Display Alerts = False End Sub Public Sub Stroboscope On() Application. Calculation = xl Calculation Automatic Application. Turned it back off for that connection and the workbook no longer flashes.The status bar will show the message “Macro running” as the code is running, and once the code is done, it will show “Ready” which is one of the default Excel messages. Display Status Bar = True With Worksheets(“Sheet1”) lrow = . Option Explicit Sub macro1() Dim i As Long, lrow As Long Application. You can ask the code to display a status message on the status bar so that the user is informed about the current status of the code. Here is a simple code which gives a message box showing the values in column A starting from row 2 to the last row.

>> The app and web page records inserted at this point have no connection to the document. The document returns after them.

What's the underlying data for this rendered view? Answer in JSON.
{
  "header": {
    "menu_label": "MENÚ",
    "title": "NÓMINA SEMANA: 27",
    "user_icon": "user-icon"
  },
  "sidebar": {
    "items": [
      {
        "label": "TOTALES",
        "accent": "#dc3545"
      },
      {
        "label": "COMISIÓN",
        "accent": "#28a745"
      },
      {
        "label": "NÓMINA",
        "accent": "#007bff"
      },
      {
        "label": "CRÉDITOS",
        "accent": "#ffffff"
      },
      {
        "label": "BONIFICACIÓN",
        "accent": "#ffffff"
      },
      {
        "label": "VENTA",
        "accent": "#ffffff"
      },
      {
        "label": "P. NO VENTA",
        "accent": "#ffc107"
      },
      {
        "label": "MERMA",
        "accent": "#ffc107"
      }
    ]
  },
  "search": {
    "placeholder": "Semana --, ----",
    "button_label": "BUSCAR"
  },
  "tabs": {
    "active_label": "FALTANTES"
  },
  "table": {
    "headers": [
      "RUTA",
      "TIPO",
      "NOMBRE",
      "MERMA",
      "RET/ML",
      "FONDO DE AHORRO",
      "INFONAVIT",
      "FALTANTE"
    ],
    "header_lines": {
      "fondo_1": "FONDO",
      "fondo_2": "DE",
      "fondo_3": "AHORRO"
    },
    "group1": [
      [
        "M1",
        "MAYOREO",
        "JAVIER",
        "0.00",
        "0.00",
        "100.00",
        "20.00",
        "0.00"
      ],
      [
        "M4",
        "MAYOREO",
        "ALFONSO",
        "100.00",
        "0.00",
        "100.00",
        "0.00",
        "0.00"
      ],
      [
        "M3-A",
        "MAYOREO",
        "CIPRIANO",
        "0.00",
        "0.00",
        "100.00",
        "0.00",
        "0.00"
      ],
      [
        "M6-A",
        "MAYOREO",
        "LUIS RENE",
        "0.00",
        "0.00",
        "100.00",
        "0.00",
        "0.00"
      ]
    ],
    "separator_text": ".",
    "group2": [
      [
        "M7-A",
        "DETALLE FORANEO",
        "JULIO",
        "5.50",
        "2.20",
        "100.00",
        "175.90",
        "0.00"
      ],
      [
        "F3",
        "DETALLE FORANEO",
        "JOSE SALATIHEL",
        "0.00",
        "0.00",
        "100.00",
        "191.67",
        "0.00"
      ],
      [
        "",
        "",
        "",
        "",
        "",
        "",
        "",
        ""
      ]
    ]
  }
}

Certain vba macros / codes take a long time to run or execute the actions required. Sometimes, there could be one or more macros which cover multiple processes and this status bar will be useful to know at which process, the macro has reached.If you are at an office or shared network, you can ask the network administrator to run a scan across the network looking for misconfigured or infected devices.I want to start off this post by thanking everyone who sent in their examples in response to my January request.If you think I missed an important concept for how to optimize Excel VBA performance, or if you’ve got a valuable comment or link to share, please feel free to post here so everyone can benefit. Turn Off Everything But the Essentials While Your Code is Running This optimization explicitly turns off Excel functionality you don’t need to happen (over and over and over) while your code runs.Note that in the code sample below we grab the current state of these properties, turn them off, and then restore them at the end of code execution. Display Page Breaks = False ‘note this is a sheet-level setting ‘: This setting tells Excel to not redraw the screen while False.If you have turned off screen updating using the line Application. Screen Updating = False at the beginning of your code, then if any user runs the code, they will not know what is going on and think that the computer system is not responding. It is incredibly helpful to be able to look at what you all are doing with Excel!Not only did I see a huge variety in how Excel is being used, you also pointed out various tips and tricks for writing fast VBA code in Excel.One reason this helps is that if you’re updating (via VBA) several different ranges with new values, or copy / pasting from several ranges to create a consolidated table of data, you likely do not want to have Excel taking time and resources to recalculate formulas, display paste progress, or even redraw the grid, especially after every single operation (even more so if your code uses loops). The benefit here is that you probably don’t need Excel using up resources trying to draw the screen since it’s changing faster than the user can perceive.Just one recalculation and one redraw at the end of your code execution is enough to get the workbook current with all your changes. Enable Events display Page Break State = Active Sheet. Since it requires lots of resources to draw the screen so frequently, just turn off drawing the screen until the end of your code execution.